Exact copies of all the lines below are required, with the pictures omitted.

=== Begin Enclosure ===

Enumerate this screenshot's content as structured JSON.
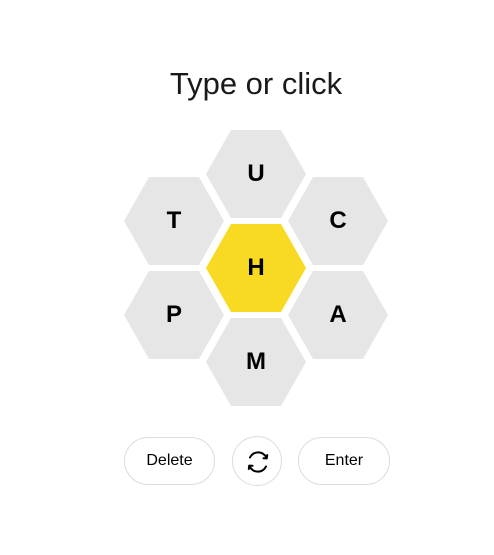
{
  "prompt": {
    "text": "Type or click"
  },
  "hive": {
    "center_letter": "H",
    "center_color": "#f7da21",
    "outer_color": "#e6e6e6",
    "letters": {
      "top": "U",
      "top_left": "T",
      "top_right": "C",
      "center": "H",
      "bottom_left": "P",
      "bottom_right": "A",
      "bottom": "M"
    }
  },
  "controls": {
    "delete_label": "Delete",
    "shuffle_icon": "shuffle-icon",
    "enter_label": "Enter"
  }
}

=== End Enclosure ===

= Solved exercise =
Enumerate this screenshot's content as structured JSON.
{
  "prompt": {
    "text": "Type or click"
  },
  "hive": {
    "center_letter": "H",
    "center_color": "#f7da21",
    "outer_color": "#e6e6e6",
    "letters": {
      "top": "U",
      "top_left": "T",
      "top_right": "C",
      "center": "H",
      "bottom_left": "P",
      "bottom_right": "A",
      "bottom": "M"
    }
  },
  "controls": {
    "delete_label": "Delete",
    "shuffle_icon": "shuffle-icon",
    "enter_label": "Enter"
  }
}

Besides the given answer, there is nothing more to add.